Source records:
Content starts

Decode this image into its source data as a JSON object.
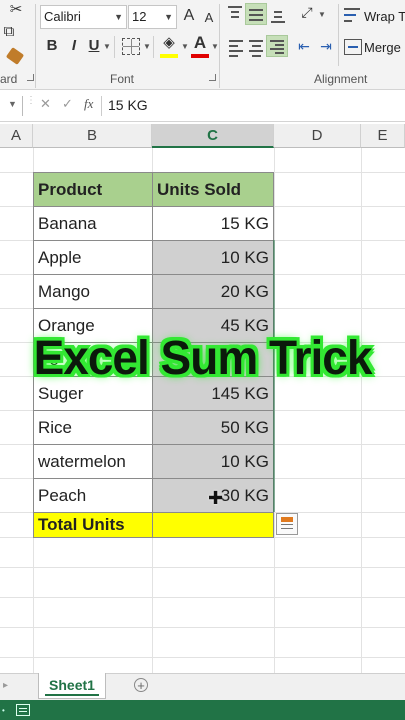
{
  "ribbon": {
    "font_name": "Calibri",
    "font_size": "12",
    "bold": "B",
    "italic": "I",
    "underline": "U",
    "font_color_glyph": "A",
    "grow_font": "A",
    "shrink_font": "A",
    "wrap_text": "Wrap T",
    "merge": "Merge",
    "group_clipboard": "ard",
    "group_font": "Font",
    "group_alignment": "Alignment"
  },
  "formula_bar": {
    "fx": "fx",
    "cancel": "✕",
    "enter": "✓",
    "value": "15 KG"
  },
  "columns": [
    "A",
    "B",
    "C",
    "D",
    "E"
  ],
  "table": {
    "headers": [
      "Product",
      "Units Sold"
    ],
    "rows": [
      {
        "product": "Banana",
        "units": "15 KG"
      },
      {
        "product": "Apple",
        "units": "10 KG"
      },
      {
        "product": "Mango",
        "units": "20 KG"
      },
      {
        "product": "Orange",
        "units": "45 KG"
      },
      {
        "product": "Po",
        "units": ""
      },
      {
        "product": "Suger",
        "units": "145 KG"
      },
      {
        "product": "Rice",
        "units": "50 KG"
      },
      {
        "product": "watermelon",
        "units": "10 KG"
      },
      {
        "product": "Peach",
        "units": "30 KG"
      }
    ],
    "total_label": "Total Units",
    "total_value": ""
  },
  "overlay_title": "Excel Sum Trick",
  "sheet_tab": "Sheet1",
  "colors": {
    "header_green": "#a9d08e",
    "total_yellow": "#ffff00",
    "selected_gray": "#d0d0d0",
    "excel_green": "#217346",
    "overlay_outline": "#33e833"
  }
}
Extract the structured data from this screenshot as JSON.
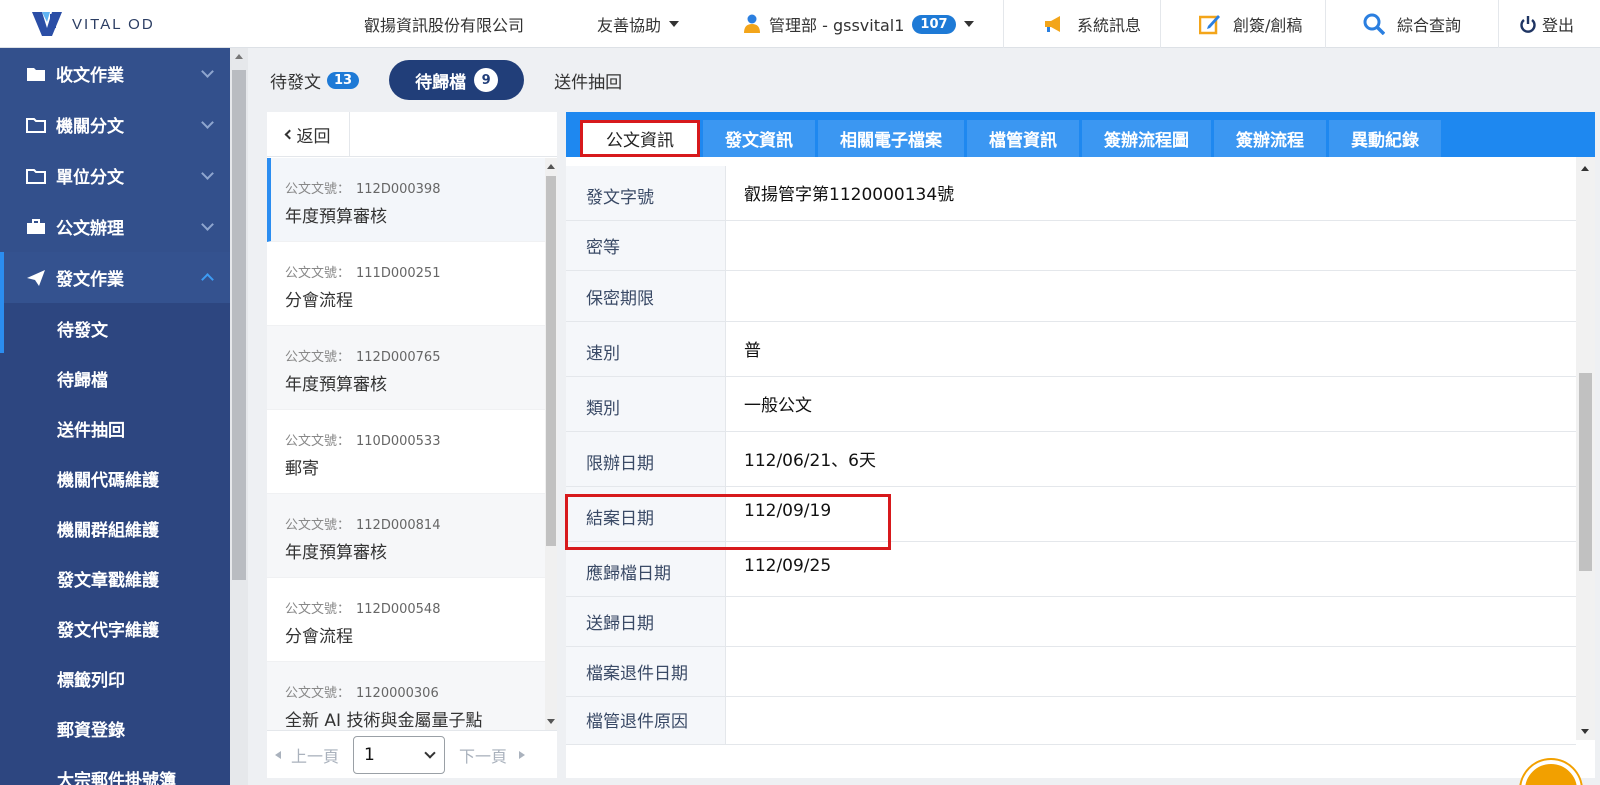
{
  "header": {
    "logo_text": "VITAL OD",
    "company": "叡揚資訊股份有限公司",
    "assist": "友善協助",
    "user": "管理部 - gssvital1",
    "user_badge": "107",
    "system_message": "系統訊息",
    "draft": "創簽/創稿",
    "query": "綜合查詢",
    "logout": "登出"
  },
  "sidebar": {
    "groups": [
      {
        "label": "收文作業"
      },
      {
        "label": "機關分文"
      },
      {
        "label": "單位分文"
      },
      {
        "label": "公文辦理"
      },
      {
        "label": "發文作業"
      }
    ],
    "sub_items": [
      {
        "label": "待發文"
      },
      {
        "label": "待歸檔"
      },
      {
        "label": "送件抽回"
      },
      {
        "label": "機關代碼維護"
      },
      {
        "label": "機關群組維護"
      },
      {
        "label": "發文章戳維護"
      },
      {
        "label": "發文代字維護"
      },
      {
        "label": "標籤列印"
      },
      {
        "label": "郵資登錄"
      },
      {
        "label": "大宗郵件掛號簿"
      }
    ]
  },
  "tabs": [
    {
      "label": "待發文",
      "count": "13"
    },
    {
      "label": "待歸檔",
      "count": "9"
    },
    {
      "label": "送件抽回"
    }
  ],
  "list": {
    "back_label": "返回",
    "doc_no_label": "公文文號：",
    "items": [
      {
        "no": "112D000398",
        "title": "年度預算審核"
      },
      {
        "no": "111D000251",
        "title": "分會流程"
      },
      {
        "no": "112D000765",
        "title": "年度預算審核"
      },
      {
        "no": "110D000533",
        "title": "郵寄"
      },
      {
        "no": "112D000814",
        "title": "年度預算審核"
      },
      {
        "no": "112D000548",
        "title": "分會流程"
      },
      {
        "no": "1120000306",
        "title": "全新 AI 技術與金屬量子點"
      }
    ],
    "pager": {
      "prev": "上一頁",
      "page": "1",
      "next": "下一頁"
    }
  },
  "detail": {
    "tabs": [
      "公文資訊",
      "發文資訊",
      "相關電子檔案",
      "檔管資訊",
      "簽辦流程圖",
      "簽辦流程",
      "異動紀錄"
    ],
    "rows": [
      {
        "label": "發文字號",
        "value": "叡揚管字第1120000134號"
      },
      {
        "label": "密等",
        "value": ""
      },
      {
        "label": "保密期限",
        "value": ""
      },
      {
        "label": "速別",
        "value": "普"
      },
      {
        "label": "類別",
        "value": "一般公文"
      },
      {
        "label": "限辦日期",
        "value": "112/06/21、6天"
      },
      {
        "label": "結案日期",
        "value": "112/09/19"
      },
      {
        "label": "應歸檔日期",
        "value": "112/09/25"
      },
      {
        "label": "送歸日期",
        "value": ""
      },
      {
        "label": "檔案退件日期",
        "value": ""
      },
      {
        "label": "檔管退件原因",
        "value": ""
      }
    ]
  },
  "colors": {
    "sidebar": "#2f4a82",
    "accent": "#1e88f0",
    "active_pill": "#213e79",
    "highlight": "#d7191c"
  }
}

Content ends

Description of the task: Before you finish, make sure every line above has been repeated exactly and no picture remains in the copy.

Answer below:
Decode this image into its source data as a JSON object.
{
  "ribbon": {
    "font_name": "Calibri",
    "font_size": "12",
    "bold": "B",
    "italic": "I",
    "underline": "U",
    "font_color_glyph": "A",
    "grow_font": "A",
    "shrink_font": "A",
    "wrap_text": "Wrap T",
    "merge": "Merge",
    "group_clipboard": "ard",
    "group_font": "Font",
    "group_alignment": "Alignment"
  },
  "formula_bar": {
    "fx": "fx",
    "cancel": "✕",
    "enter": "✓",
    "value": "15 KG"
  },
  "columns": [
    "A",
    "B",
    "C",
    "D",
    "E"
  ],
  "table": {
    "headers": [
      "Product",
      "Units Sold"
    ],
    "rows": [
      {
        "product": "Banana",
        "units": "15 KG"
      },
      {
        "product": "Apple",
        "units": "10 KG"
      },
      {
        "product": "Mango",
        "units": "20 KG"
      },
      {
        "product": "Orange",
        "units": "45 KG"
      },
      {
        "product": "Po",
        "units": ""
      },
      {
        "product": "Suger",
        "units": "145 KG"
      },
      {
        "product": "Rice",
        "units": "50 KG"
      },
      {
        "product": "watermelon",
        "units": "10 KG"
      },
      {
        "product": "Peach",
        "units": "30 KG"
      }
    ],
    "total_label": "Total Units",
    "total_value": ""
  },
  "overlay_title": "Excel Sum Trick",
  "sheet_tab": "Sheet1",
  "colors": {
    "header_green": "#a9d08e",
    "total_yellow": "#ffff00",
    "selected_gray": "#d0d0d0",
    "excel_green": "#217346",
    "overlay_outline": "#33e833"
  }
}
Extract the structured data from this screenshot as JSON.
{
  "header": {
    "logo_text": "VITAL OD",
    "company": "叡揚資訊股份有限公司",
    "assist": "友善協助",
    "user": "管理部 - gssvital1",
    "user_badge": "107",
    "system_message": "系統訊息",
    "draft": "創簽/創稿",
    "query": "綜合查詢",
    "logout": "登出"
  },
  "sidebar": {
    "groups": [
      {
        "label": "收文作業"
      },
      {
        "label": "機關分文"
      },
      {
        "label": "單位分文"
      },
      {
        "label": "公文辦理"
      },
      {
        "label": "發文作業"
      }
    ],
    "sub_items": [
      {
        "label": "待發文"
      },
      {
        "label": "待歸檔"
      },
      {
        "label": "送件抽回"
      },
      {
        "label": "機關代碼維護"
      },
      {
        "label": "機關群組維護"
      },
      {
        "label": "發文章戳維護"
      },
      {
        "label": "發文代字維護"
      },
      {
        "label": "標籤列印"
      },
      {
        "label": "郵資登錄"
      },
      {
        "label": "大宗郵件掛號簿"
      }
    ]
  },
  "tabs": [
    {
      "label": "待發文",
      "count": "13"
    },
    {
      "label": "待歸檔",
      "count": "9"
    },
    {
      "label": "送件抽回"
    }
  ],
  "list": {
    "back_label": "返回",
    "doc_no_label": "公文文號：",
    "items": [
      {
        "no": "112D000398",
        "title": "年度預算審核"
      },
      {
        "no": "111D000251",
        "title": "分會流程"
      },
      {
        "no": "112D000765",
        "title": "年度預算審核"
      },
      {
        "no": "110D000533",
        "title": "郵寄"
      },
      {
        "no": "112D000814",
        "title": "年度預算審核"
      },
      {
        "no": "112D000548",
        "title": "分會流程"
      },
      {
        "no": "1120000306",
        "title": "全新 AI 技術與金屬量子點"
      }
    ],
    "pager": {
      "prev": "上一頁",
      "page": "1",
      "next": "下一頁"
    }
  },
  "detail": {
    "tabs": [
      "公文資訊",
      "發文資訊",
      "相關電子檔案",
      "檔管資訊",
      "簽辦流程圖",
      "簽辦流程",
      "異動紀錄"
    ],
    "rows": [
      {
        "label": "發文字號",
        "value": "叡揚管字第1120000134號"
      },
      {
        "label": "密等",
        "value": ""
      },
      {
        "label": "保密期限",
        "value": ""
      },
      {
        "label": "速別",
        "value": "普"
      },
      {
        "label": "類別",
        "value": "一般公文"
      },
      {
        "label": "限辦日期",
        "value": "112/06/21、6天"
      },
      {
        "label": "結案日期",
        "value": "112/09/19"
      },
      {
        "label": "應歸檔日期",
        "value": "112/09/25"
      },
      {
        "label": "送歸日期",
        "value": ""
      },
      {
        "label": "檔案退件日期",
        "value": ""
      },
      {
        "label": "檔管退件原因",
        "value": ""
      }
    ]
  },
  "colors": {
    "sidebar": "#2f4a82",
    "accent": "#1e88f0",
    "active_pill": "#213e79",
    "highlight": "#d7191c"
  }
}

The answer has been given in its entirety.